Component data from apps and pages:
::::
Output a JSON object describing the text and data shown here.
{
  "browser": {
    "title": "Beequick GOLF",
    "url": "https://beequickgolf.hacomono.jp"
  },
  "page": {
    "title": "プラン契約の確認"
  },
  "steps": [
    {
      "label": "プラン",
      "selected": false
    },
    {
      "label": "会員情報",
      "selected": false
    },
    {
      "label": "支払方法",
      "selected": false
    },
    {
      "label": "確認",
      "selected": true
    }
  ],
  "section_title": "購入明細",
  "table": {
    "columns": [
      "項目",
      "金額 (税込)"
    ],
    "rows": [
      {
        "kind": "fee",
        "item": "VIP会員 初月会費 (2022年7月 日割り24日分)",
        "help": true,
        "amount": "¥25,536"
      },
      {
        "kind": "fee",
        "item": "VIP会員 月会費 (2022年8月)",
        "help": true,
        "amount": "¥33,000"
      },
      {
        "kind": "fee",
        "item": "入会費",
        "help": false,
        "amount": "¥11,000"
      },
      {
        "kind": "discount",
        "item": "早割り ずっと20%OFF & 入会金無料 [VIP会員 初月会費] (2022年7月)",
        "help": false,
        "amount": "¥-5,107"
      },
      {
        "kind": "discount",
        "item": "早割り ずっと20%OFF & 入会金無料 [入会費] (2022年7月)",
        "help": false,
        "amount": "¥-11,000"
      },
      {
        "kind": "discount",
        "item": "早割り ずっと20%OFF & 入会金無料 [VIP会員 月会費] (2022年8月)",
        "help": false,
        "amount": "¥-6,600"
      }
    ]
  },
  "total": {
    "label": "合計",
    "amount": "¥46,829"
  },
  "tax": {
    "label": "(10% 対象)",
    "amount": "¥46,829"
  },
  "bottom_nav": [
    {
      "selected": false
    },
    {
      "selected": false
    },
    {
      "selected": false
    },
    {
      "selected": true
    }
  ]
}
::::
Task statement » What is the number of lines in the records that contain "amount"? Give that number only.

Written response » 8